Professor Swedlow said, “We’re excited to publish these important new datasets in IDR, where they can be seen by researchers around the world, who can also scan the images and view the SARS-CoV-2 virus up close on their computer.
“We have included annotations from the authors so anyone who reads the paper from the research teams in the Netherlands can easily see what the authors published, but also can examine other parts of the data and maybe make their own discoveries.
“This kind of sharing of data has never been more important than in our current situation where we urgently need to work together around the world to find out more about this disease and ultimately be able to treat or control it.”
The IDR is a cloud-based image data publication system built and run by Professor Swedlow’s Open Microscopy Environment group at the University of Dundee, in collaboration with Dr Alvis Brazma
and Dr Ugis Sarkans at EMBL’s European Bioinformatics Institute. It has published over 170 TBytes of highly valuable imaging data from over 70 studies.
Dr Ardan Patwardhan, who heads up the EMPIAR archive, said, “These images of SARS-CoV-2 virus particles in the context of COVID-19 patient tissue are of enormous value for the scientific community. The authors are to be commended for taking the initiative to make their data publicly available and we hope this will inspire others to follow suit. We are working with the authors and Professor Swedlow’s team to make the electron microscopy data available via EMPIAR and linked to IDR.”
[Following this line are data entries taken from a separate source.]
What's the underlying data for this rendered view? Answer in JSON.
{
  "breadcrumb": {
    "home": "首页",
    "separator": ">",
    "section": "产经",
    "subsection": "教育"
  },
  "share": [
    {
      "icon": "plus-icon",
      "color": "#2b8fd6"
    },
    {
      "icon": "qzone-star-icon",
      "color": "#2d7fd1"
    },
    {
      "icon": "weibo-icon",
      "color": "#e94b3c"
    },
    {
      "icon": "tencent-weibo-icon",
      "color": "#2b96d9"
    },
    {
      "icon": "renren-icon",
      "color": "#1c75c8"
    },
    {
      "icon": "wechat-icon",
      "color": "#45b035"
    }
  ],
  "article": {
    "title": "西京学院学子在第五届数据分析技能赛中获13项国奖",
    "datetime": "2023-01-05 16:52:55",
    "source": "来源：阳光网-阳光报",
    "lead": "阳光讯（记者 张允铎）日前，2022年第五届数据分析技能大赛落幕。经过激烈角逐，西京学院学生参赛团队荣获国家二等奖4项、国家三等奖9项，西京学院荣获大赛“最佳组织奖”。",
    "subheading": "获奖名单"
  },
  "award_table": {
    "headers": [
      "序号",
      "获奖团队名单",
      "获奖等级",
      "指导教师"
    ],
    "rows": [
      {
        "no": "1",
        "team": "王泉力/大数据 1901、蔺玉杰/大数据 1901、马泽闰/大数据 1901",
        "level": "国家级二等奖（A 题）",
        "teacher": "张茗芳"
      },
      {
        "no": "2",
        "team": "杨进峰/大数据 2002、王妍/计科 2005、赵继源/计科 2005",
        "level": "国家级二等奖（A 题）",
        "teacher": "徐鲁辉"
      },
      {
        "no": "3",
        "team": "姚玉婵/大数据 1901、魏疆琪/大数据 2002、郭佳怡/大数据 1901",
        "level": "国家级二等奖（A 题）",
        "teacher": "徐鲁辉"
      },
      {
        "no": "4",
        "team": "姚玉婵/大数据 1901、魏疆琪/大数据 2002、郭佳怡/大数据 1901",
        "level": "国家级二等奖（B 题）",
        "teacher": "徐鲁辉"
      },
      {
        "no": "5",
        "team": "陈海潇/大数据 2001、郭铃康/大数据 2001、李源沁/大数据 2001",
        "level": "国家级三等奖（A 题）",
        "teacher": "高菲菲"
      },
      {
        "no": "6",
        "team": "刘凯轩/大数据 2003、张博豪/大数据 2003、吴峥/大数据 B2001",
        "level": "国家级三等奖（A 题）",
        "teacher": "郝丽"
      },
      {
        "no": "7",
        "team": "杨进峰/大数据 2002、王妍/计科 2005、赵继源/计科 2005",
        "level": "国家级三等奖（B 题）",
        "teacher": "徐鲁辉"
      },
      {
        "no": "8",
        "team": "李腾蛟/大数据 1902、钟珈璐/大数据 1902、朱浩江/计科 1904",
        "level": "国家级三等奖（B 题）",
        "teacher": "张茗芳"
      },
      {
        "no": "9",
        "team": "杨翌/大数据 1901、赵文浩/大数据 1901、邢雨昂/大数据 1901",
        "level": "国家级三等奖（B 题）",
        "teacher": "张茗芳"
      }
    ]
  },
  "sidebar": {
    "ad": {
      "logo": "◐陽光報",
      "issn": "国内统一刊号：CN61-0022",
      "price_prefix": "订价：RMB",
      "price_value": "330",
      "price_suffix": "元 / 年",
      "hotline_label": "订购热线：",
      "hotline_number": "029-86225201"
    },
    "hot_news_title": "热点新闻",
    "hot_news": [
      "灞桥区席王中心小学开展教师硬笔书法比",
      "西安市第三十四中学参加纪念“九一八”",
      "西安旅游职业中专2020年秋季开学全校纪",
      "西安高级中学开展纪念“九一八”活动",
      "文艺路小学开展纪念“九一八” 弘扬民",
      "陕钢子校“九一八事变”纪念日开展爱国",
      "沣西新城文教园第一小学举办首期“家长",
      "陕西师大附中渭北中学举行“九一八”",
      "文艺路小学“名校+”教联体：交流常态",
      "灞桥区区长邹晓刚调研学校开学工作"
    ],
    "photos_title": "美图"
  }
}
Dr Frances Wong, the Curator on Professor Swedlow’s IDR team said, “It has been an honour to work with the data from Dr Clevers’ and Dr Ravelli’s groups in the Netherlands. The images are amazing, and I hope the additional annotations our team has added increases the utility of the data for the global scientific community.”
IDR was built and is run through funding from the UKRI’s Biotechnology and Biological Sciences Research Council and the Wellcome Trust. EMPIAR was built and is run through funding from UKRI’s Medical Research Council and the Wellcome Trust. IDR and EMPIAR are part of an ecosystem of imaging resources being constructed by EMBL-EBI that includes its recently announced BioImage Archive, funded through UKRI’s Strategic Priority Fund.
The research from the Hubrecht Institute in Utrecht, Erasmus MC University Medical Center Rotterdam, and Maastricht University, has found that the coronavirus SARS-CoV-2, which causes COVID-19, can infect the cells of the intestine and multiply there.
Using state-of-the-art cell culture models of the human intestine, the researchers have successfully propagated the virus in vitro, and monitored the response of the cells to the virus, providing a new cell culture model for the study of COVID-19. These findings could explain the observation that approximately one third of COVID-19 patients experience gastrointestinal symptoms such as diarrhoea, and the fact that the virus often can be detected in stool samples.
Patients with COVID-19 show a variety of symptoms associated with respiratory organs – such as coughing, sneezing, shortness of breath, and fever – and the disease is transmitted via tiny droplets that are spread mainly through coughing and sneezing. One third of the patients however also have gastrointestinal symptoms, such as nausea and diarrhoea. In addition, the virus can be detected in human stool long after the respiratory symptoms have been resolved. This suggests that the virus can also spread via so-called “fecal-oral transmission”.